→ Assignment: Wherever "JSON" shows up in the records below, copy the whole line.

→ Exercise data:

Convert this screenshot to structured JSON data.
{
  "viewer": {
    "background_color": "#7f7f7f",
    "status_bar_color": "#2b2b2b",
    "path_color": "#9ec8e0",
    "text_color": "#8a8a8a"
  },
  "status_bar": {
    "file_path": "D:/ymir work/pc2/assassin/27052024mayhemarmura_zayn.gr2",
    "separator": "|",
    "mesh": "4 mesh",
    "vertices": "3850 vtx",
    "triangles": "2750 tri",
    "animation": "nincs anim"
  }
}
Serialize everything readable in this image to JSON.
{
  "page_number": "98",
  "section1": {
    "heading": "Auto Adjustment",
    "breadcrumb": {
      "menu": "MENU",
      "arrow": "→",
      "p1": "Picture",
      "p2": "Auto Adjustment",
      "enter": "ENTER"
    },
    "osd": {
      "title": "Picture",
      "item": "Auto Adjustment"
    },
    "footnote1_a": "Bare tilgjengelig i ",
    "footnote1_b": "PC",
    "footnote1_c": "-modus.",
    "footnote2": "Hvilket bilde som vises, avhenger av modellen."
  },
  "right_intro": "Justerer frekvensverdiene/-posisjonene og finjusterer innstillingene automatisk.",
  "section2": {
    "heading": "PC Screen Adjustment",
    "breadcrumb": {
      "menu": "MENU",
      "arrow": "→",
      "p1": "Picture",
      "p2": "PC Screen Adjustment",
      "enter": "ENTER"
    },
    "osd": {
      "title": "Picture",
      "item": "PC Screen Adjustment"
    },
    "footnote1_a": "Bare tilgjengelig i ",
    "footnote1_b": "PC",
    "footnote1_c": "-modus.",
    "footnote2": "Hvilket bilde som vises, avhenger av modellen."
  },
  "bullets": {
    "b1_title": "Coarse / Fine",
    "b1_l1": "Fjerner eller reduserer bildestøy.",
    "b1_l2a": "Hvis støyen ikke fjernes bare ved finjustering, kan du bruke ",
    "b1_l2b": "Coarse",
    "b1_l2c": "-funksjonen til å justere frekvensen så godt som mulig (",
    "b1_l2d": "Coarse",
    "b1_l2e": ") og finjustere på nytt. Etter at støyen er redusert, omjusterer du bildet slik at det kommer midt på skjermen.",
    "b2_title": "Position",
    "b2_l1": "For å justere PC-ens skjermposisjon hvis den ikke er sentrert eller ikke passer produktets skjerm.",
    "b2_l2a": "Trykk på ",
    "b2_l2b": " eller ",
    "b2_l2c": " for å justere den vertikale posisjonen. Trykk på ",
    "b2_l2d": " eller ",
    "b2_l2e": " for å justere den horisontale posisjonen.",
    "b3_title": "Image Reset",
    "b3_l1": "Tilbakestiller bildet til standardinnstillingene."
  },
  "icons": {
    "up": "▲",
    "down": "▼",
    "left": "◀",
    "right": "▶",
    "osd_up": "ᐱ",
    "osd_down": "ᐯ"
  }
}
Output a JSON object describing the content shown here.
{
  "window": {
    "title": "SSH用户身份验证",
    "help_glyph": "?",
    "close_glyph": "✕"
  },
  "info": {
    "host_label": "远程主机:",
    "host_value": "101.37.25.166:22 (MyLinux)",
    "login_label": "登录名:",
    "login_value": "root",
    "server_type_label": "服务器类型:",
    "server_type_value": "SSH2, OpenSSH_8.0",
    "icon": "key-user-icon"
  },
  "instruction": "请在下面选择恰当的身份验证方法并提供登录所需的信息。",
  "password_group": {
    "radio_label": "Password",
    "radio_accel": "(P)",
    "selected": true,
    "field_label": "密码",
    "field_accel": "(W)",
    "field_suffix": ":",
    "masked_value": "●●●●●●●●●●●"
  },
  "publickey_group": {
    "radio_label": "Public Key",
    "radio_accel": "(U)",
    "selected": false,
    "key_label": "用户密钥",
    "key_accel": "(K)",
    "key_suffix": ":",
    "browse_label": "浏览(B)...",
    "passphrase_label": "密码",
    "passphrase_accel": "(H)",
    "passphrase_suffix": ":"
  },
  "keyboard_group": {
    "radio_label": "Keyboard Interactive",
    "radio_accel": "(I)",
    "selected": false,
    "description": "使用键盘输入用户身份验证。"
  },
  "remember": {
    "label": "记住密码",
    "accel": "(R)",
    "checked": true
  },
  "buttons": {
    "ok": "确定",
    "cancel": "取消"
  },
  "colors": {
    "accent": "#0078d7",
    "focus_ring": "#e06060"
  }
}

→ Solution to this exercise:
Convert this screenshot to structured JSON data.
Serialize everything readable in this image to JSON.
Output a JSON object describing the content shown here.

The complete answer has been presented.